[Items from an interface collection]
Start of Block

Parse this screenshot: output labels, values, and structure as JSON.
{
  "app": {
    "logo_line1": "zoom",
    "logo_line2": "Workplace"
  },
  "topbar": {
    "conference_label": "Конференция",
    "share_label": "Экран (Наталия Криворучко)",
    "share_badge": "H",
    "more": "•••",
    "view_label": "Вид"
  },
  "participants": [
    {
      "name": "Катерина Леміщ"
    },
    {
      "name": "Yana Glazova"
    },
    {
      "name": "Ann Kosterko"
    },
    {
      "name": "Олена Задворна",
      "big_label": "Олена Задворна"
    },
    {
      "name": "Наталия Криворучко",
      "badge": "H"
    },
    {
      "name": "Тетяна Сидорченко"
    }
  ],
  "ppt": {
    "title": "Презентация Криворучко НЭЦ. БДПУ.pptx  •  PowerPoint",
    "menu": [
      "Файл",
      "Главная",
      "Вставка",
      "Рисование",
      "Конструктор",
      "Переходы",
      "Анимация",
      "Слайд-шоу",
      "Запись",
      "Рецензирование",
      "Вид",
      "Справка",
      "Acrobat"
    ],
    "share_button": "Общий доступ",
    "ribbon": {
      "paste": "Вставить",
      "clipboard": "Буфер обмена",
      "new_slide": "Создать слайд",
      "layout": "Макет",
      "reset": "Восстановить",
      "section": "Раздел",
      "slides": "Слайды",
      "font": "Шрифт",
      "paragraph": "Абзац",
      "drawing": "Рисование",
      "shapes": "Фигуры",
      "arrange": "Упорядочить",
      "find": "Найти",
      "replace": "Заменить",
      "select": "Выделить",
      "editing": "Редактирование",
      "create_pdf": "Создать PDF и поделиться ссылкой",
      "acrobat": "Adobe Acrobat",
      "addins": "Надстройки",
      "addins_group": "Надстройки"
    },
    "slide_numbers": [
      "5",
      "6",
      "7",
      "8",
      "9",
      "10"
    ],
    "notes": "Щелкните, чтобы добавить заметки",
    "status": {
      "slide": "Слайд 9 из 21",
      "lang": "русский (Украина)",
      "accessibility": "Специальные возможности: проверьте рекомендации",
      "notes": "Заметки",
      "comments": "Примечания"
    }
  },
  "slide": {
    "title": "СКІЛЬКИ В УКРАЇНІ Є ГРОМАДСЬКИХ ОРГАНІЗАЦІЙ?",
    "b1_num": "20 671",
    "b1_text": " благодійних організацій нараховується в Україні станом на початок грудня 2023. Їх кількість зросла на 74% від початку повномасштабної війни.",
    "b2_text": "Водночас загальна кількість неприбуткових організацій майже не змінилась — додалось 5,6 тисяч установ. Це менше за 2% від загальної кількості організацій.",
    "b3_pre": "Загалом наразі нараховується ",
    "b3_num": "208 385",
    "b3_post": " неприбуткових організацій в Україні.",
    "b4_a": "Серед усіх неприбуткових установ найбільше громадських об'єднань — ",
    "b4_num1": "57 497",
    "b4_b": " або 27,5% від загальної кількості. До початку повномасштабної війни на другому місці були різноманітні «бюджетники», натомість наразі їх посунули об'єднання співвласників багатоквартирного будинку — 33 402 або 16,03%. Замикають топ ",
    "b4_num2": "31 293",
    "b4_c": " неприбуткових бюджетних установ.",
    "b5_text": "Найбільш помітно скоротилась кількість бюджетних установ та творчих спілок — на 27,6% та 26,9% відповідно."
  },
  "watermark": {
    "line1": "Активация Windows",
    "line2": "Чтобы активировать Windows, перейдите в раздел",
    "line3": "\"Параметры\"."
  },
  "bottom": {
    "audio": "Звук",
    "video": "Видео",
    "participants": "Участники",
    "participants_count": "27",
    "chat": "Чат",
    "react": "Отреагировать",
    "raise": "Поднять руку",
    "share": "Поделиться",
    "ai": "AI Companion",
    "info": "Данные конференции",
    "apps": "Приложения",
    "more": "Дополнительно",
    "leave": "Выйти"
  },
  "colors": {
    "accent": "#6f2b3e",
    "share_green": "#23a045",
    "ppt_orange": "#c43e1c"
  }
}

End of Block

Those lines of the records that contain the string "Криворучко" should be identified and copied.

    "share_label": "Экран (Наталия Криворучко)",
      "name": "Наталия Криворучко",
    "title": "Презентация Криворучко НЭЦ. БДПУ.pptx  •  PowerPoint",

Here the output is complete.